Nestle suggested industry could even pool contributions and appoint an independent committee to review research proposals — a view echoed by two public health researchers in a a recent debate published in the BMJ. "Previous work shows that dedicated manufacturer taxes, license fees, or legally mandated contributions (with the funds raised then administered independently from industry) are most likely to maximize transparency and minimize conflicts of interest."

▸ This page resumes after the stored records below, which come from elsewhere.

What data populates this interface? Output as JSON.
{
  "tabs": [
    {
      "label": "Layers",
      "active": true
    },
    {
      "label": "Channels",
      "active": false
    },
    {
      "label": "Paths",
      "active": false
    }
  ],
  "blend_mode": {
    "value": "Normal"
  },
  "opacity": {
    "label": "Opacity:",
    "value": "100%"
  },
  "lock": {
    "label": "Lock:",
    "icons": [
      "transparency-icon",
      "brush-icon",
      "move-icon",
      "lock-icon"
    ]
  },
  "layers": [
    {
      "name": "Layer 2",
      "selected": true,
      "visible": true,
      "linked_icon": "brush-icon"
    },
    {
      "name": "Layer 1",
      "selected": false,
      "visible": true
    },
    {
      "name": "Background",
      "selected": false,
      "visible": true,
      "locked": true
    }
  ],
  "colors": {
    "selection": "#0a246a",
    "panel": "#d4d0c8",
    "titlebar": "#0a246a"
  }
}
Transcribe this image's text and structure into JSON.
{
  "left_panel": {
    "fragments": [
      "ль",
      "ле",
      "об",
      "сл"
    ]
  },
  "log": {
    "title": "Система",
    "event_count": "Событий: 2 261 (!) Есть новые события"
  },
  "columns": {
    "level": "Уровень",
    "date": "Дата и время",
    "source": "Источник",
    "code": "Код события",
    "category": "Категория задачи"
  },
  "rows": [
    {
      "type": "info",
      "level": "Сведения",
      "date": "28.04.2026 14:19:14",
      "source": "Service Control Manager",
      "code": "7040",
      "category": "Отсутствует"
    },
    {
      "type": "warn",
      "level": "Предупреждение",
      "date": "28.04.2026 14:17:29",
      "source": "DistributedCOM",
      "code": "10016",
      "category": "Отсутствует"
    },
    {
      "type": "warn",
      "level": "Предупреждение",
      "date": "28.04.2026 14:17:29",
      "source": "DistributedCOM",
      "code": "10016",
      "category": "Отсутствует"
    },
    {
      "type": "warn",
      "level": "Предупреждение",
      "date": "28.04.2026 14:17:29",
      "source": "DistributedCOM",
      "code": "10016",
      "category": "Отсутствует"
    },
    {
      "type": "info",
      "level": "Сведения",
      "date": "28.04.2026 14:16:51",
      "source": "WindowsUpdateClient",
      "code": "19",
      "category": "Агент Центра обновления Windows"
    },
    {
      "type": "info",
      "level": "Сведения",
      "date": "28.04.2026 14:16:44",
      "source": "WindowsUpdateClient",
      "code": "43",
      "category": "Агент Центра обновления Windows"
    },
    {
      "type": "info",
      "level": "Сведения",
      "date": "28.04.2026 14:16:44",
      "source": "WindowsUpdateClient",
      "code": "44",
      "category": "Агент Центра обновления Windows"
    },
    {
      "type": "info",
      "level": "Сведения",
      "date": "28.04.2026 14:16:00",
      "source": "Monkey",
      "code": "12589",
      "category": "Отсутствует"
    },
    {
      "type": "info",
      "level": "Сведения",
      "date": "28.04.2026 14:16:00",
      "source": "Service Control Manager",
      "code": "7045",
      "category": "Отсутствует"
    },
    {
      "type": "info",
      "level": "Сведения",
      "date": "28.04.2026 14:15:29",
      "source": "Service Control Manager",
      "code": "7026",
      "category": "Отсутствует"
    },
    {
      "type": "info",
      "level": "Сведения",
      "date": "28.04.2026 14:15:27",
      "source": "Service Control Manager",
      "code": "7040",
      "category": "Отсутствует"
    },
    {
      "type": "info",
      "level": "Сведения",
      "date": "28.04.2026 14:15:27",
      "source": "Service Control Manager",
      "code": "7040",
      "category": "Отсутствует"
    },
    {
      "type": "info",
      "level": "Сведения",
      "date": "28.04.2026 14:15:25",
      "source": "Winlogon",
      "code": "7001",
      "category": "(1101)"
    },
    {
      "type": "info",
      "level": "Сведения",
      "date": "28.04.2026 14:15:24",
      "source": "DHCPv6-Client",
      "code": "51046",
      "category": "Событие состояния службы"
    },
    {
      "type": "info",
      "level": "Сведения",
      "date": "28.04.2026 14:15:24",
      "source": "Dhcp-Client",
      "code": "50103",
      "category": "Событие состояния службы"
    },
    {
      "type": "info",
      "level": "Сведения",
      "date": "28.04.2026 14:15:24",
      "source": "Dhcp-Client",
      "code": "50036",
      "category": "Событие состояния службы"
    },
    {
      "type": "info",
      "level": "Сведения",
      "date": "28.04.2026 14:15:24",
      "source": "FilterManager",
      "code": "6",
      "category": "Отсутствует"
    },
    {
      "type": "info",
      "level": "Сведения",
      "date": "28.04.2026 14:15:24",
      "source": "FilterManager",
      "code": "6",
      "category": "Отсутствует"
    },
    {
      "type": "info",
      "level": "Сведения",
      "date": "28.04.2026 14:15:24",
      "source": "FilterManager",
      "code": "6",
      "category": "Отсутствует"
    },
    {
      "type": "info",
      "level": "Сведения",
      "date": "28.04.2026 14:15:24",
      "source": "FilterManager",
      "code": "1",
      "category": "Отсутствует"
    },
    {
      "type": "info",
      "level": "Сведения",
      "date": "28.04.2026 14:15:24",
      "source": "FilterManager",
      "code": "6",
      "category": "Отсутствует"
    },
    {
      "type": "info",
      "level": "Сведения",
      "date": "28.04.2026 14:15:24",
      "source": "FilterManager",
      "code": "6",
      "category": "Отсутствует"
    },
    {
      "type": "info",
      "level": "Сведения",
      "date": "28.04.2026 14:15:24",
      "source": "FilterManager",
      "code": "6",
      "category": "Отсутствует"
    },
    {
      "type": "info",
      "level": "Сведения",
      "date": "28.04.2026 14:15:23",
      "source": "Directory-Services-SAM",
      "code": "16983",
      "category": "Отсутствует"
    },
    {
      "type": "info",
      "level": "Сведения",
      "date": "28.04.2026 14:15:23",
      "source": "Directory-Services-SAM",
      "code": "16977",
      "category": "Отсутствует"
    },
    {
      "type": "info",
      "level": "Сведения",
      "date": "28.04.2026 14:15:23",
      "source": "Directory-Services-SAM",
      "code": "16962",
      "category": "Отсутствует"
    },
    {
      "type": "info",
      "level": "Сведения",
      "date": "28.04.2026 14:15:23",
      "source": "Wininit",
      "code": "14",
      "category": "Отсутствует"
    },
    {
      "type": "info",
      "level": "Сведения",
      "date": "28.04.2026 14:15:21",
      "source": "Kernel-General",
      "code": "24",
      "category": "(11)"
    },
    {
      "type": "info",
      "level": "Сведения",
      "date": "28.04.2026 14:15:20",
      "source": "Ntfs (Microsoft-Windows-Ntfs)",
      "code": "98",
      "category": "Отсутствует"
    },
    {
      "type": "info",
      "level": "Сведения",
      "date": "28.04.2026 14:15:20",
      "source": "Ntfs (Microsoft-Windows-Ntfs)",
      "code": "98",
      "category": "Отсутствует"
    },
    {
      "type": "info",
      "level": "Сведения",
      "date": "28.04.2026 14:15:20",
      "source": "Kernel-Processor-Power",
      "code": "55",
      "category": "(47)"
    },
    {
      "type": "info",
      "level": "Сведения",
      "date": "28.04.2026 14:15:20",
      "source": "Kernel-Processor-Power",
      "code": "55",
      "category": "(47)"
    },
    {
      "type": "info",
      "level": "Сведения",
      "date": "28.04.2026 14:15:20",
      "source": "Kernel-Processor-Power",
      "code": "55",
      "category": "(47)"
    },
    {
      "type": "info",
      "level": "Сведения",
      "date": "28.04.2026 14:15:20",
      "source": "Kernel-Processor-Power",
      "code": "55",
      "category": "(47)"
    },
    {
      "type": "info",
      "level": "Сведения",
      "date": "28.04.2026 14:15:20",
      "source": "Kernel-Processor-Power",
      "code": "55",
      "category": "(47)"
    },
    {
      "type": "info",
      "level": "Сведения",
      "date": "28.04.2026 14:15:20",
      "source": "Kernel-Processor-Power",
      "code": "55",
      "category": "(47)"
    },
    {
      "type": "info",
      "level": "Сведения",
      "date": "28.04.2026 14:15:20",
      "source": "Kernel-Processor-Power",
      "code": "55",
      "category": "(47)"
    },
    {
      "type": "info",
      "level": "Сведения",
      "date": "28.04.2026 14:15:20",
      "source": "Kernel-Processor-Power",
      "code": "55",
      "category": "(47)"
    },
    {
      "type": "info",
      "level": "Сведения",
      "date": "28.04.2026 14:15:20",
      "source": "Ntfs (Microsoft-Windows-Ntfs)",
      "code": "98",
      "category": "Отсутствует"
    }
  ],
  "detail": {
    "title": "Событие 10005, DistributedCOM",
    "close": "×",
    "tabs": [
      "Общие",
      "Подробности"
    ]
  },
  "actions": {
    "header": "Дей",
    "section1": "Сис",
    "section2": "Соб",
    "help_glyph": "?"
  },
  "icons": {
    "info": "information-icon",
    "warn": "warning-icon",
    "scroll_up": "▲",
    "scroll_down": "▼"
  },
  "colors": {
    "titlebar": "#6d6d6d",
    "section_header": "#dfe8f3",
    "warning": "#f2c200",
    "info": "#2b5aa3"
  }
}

So far, nutrition research hasn't faced the same kind of public scrutiny as medicine. But there are signs that that's slowly changing — particularly after big investigations like the New York Times stories on Coca-Cola and obesity. Following the Times's revelations, the soda maker took the incredible measure of publishing on its website most of the researchers and health outlets it had given money to over the past five years (though the fine print at the bottom of the list noted that Coke excluded some grant recipients that didn't permit the soda-maker to share their data).
None of the researchers I spoke to suggested we should abolish industry funding of food and nutrition studies. As Katan has written, these collaborations can lead to fruitful discoveries:
My personal experience makes me reluctant to support a blanket condemnation of industry-supported research, because collaboration with industry has allowed me to discover things that I could not have found otherwise. We discovered the effects of trans fatty acids on heart disease risk thanks to the expertise of Unilever, and the cholesterol-raising factor in unfiltered coffee thanks to Nestlé.
Instead, they wanted to see more awareness about the problem, more scrutiny of industry-funded research, and organized efforts to control conflicts of interest.
"It’s not the quality of the science that’s at issue," Nestle explains. "The studies are carried out according to strong scientific principles. But the bias seems to come in around the research question that’s asked, the interpretation of the results, putting a positive spin on findings even when the results are neutral." That's not good for science or for public health.